12 May Artist Spotlight: T Barny
Some years ago, T Barny presented an exhibition of his abstract stone sculptures at LightHouse in San Francisco, an organization that promotes independence for the blind and visually impaired. As visitors ran their fingertips over the polished, sleekly curved geometric edges, smiles appeared on their faces as they intuitively understood a characteristic that many sighted people might have missed: Barny deliberately gives his creations “Möbius” edges. In other words, they are complex realizations of the simple Möbius strips many of us were taught to make in elementary school by giving a strip of paper one twist before taping its ends together, forming a single continuous loop.
Unlike many artists, says Barny, “I want people to touch my works.” In fact, his home and studio, nestled at the base of the Mayacamas Mountains outside of Healdsburg in California’s Sonoma County, features a gallery and sculpture garden to “touch and turn” his works. Each piece is mounted to rotate smoothly on a base that’s usually made from the same stone.
Barny recalls a precursor to what he does today during his weeks-long visits from where he grew up in Greenwich, Connecticut, to his aunt’s home in Laguna Beach, California. “That was my summer camp,” he says. “I played in the sand all day long, enlisting neighbor kids to help me make strange sandcastles, weird shapes, and mounds. And then we’d see what happened as the tide came in and the waves made curves into them.”

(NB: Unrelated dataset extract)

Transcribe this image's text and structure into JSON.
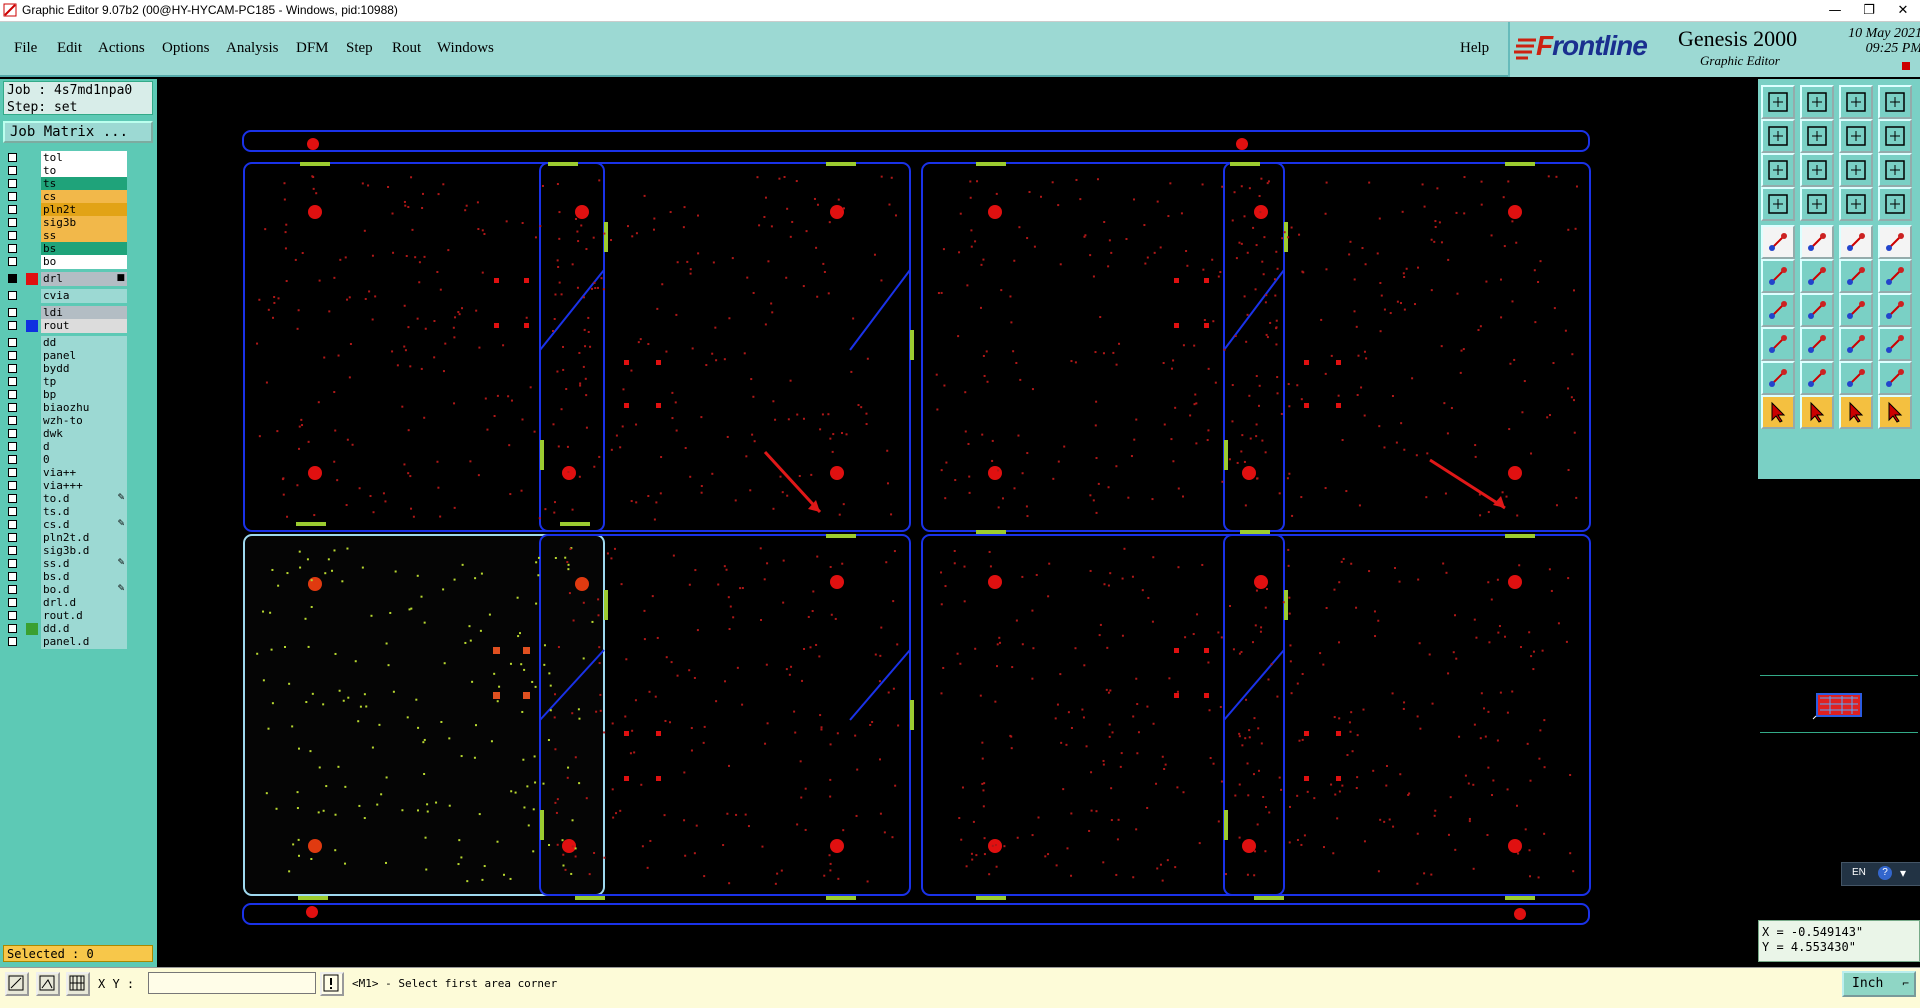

He eventually entered the Rhode Island School of Design to study landscape architecture but transitioned into sculpture during his final year. There he explored industrial techniques with sculptor Tom Morin and glassblowing with Dale Chihuly, as well as carving stone under Realist sculptor Arnold Prince.
After graduation, Barny moved to California and eventually settled near Healdsburg in 1986. By then, he’d gained certainty that abstraction was his calling. “My figurative work was technically perfect,” he says. “But I felt I could make an abstract piece talk and say a lot more with it.”
Such eloquence takes time and effort, however, as he gradually progresses through a series of diamond core drills, diamond chain saws, silicon carbide grinding stones, sandpaper, and diamond abrasives to transform rough blocks of stone — ranging from 500 pounds to 15 tons — into sleek sculptures that are one-fifth to one-tenth of their original weight. It’s a labor intensive process, he says, “so I can only make up to about 20 stone sculptures a year.” With that in mind, Barny has recently begun producing bronzes with fewer than 25 editions, based on 3-D scans of some of his one-of-a-kind stone pieces. Foundry-cast, each receives a unique patina. “No two are alike, like a hand-colored print,” he says.
Meanwhile, Barny contentedly continues carving. “Thinking about my longevity,” says the robustly healthy and active artist, “my wife, Melinda, and I decided I would go through my stone yard, seriously look at each block, and pick 100 I’d like to carve, numbering them in priority.” He’ll no doubt have a difficult time deciding. “The ideas in the blocks keep calling me,” he adds.
Barny is represented by AERENA Galleries & Gardens in St. Helena, California; Melissa Morgan Fine Art in Palm Desert, California; Kelsey Michaels Fine Art in Laguna Beach, California; Victory Contemporary in Santa Fe, New Mexico; and ADC Fine Art in Cincinnati, Ohio. His studio and sculpture garden will be open to visitors during Sonoma County’s Art at the Source Open Studios event, June 5–6 and 12–13, and Sonoma County Art Trails, September 18–19 and 25–26.